Many interpreted her response to mean that she listened to those artists while in college — which wouldn’t have been possible. Harris graduated from Howard University in 1986 and from the University of California, Hastings College of Law in 1989. Snoop Dogg’s first album was released in 1993; Tupac’s debut studio album was in 1991.
But Harris’ campaign countered that the candidate was responding to the original question posed by Envy: “What do you listen to because I know she has to go — so what does Kamala Harris listen to?”
Her national press secretary, Ian Sams, shared the clip on Twitter and said, “@djenvy asked what she listened to. @cthagod made a pot joke. Then she answered @djenvy’s question. This really isn’t that complicated. Just watch.”
We’ll let readers determine what to make of the exchange.
Editor’s note: FactCheck.org is one of several organizations working with Facebook to debunk misinformation shared on social media. Our previous stories can be found here.
Allen, Kirsten. Deputy national press secretary, Kamala Harris 2020 campaign. Email sent to FactCheck.org. 3 Jul 2019.
Burress, Charles. Public information officer, Berkeley Unified School District. Email sent to FactCheck.org. 3 Jul 2019.
Chavez, Lisa and Frankenberg, Erica. “Integration Defended: Berkeley Unified’s Strategy to Maintain School Diversity.” University of California, Berkeley Law School. Sep 2009.
“Dr. Shyamala G. Harris.” Obituary. Legacy.com. 22 Mar 2009.
“The History of Integration in Berkeley Elementary Schools and Senator Harris.” Press release, Berkeley Public Schools. 1 Jul 2019.

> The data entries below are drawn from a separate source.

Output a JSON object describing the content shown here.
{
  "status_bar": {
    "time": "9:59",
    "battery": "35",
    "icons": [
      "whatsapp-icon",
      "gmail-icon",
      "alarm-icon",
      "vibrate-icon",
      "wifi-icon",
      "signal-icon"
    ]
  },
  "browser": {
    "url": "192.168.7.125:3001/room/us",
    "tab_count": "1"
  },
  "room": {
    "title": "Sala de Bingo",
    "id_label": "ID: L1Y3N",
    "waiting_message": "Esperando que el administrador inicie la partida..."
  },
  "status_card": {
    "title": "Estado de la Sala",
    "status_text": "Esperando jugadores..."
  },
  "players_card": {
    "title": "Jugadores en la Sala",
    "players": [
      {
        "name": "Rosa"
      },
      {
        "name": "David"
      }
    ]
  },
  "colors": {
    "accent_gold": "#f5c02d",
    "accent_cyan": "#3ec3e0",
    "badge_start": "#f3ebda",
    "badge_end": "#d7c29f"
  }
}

“Kamala Harris Talks 2020 Presidential Run, Legalizing Marijuana, Criminal Justice Reform + More.” Breakfast Club Power 105.1 FM. YouTube. 11 Feb 2019.
Kimelman, Jeremia. “Full transcript: 2019 Democratic debate Night Two, sortable by topic.” NBC News. 28 Jun 2019.
Orenstein, Natalie. “Did Kamala Harris’ Berkeley childhood shape the presidential hopeful?” Berkeleyside.com. 24 Jan 2019.
Sams, Ian (@IanSams). “The rightwing is so desperate to attack @KamalaHarris they’re trying to make Reefergate happen. @djenvy asked what she listened to. @cthagod made a pot joke. Then she answered @djenvy’s question. This really isn’t that complicated. Just watch.” Twitter. 12 Feb 2019.
Spencer, Saranac Hale. “Sen. Harris Didn’t ‘Lie’ About Integration.” FactCheck.org. 13 Jul 2018.